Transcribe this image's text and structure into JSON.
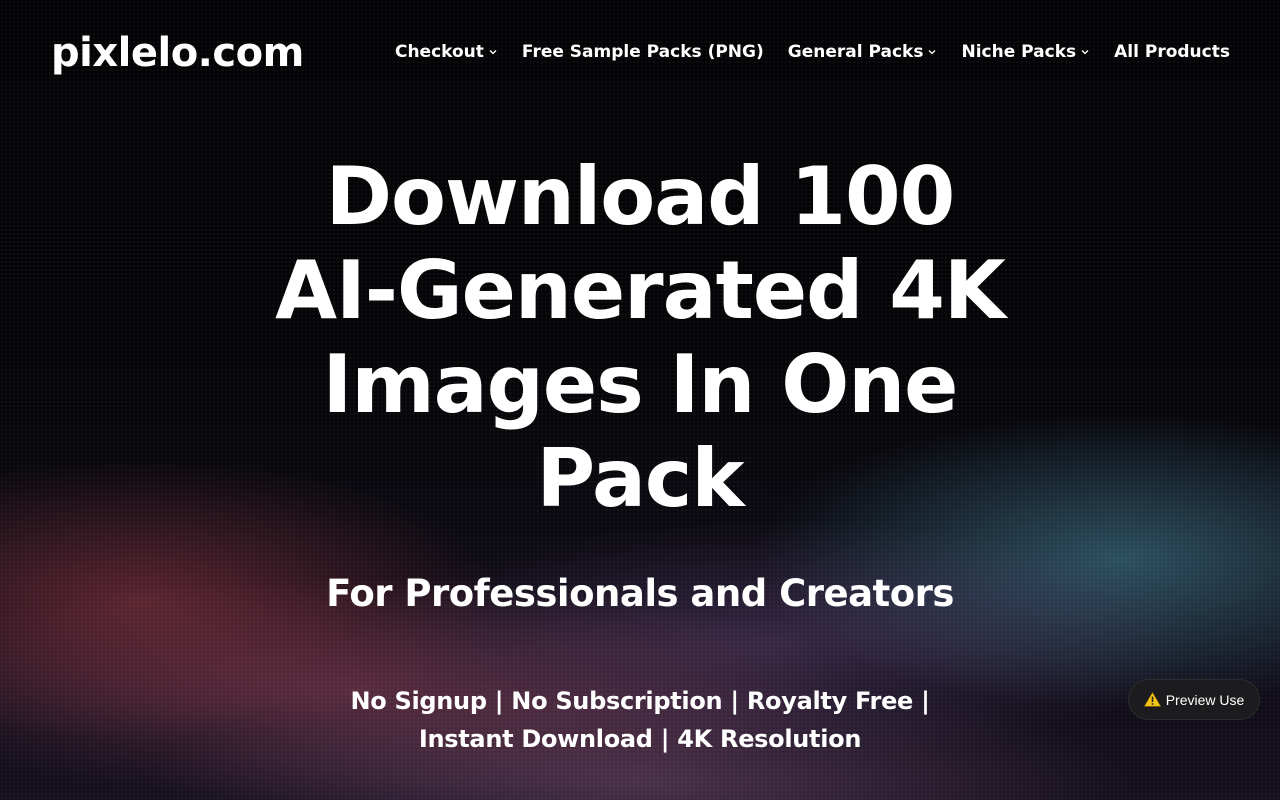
{
  "site": {
    "logo": "pixlelo.com"
  },
  "nav": {
    "items": [
      {
        "label": "Checkout",
        "has_dropdown": true
      },
      {
        "label": "Free Sample Packs (PNG)",
        "has_dropdown": false
      },
      {
        "label": "General Packs",
        "has_dropdown": true
      },
      {
        "label": "Niche Packs",
        "has_dropdown": true
      },
      {
        "label": "All Products",
        "has_dropdown": false
      }
    ]
  },
  "hero": {
    "headline": "Download 100 AI-Generated 4K Images In One Pack",
    "subheadline": "For Professionals and Creators",
    "features": "No Signup | No Subscription | Royalty Free | Instant Download | 4K Resolution"
  },
  "preview_badge": {
    "label": "Preview Use",
    "icon": "warning-icon",
    "icon_color": "#f5c518"
  },
  "colors": {
    "text": "#ffffff",
    "background": "#050507",
    "badge_bg": "#1c1c1e"
  }
}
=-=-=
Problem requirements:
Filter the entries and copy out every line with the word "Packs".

Exercise output:
        "label": "Free Sample Packs (PNG)",
        "label": "General Packs",
        "label": "Niche Packs",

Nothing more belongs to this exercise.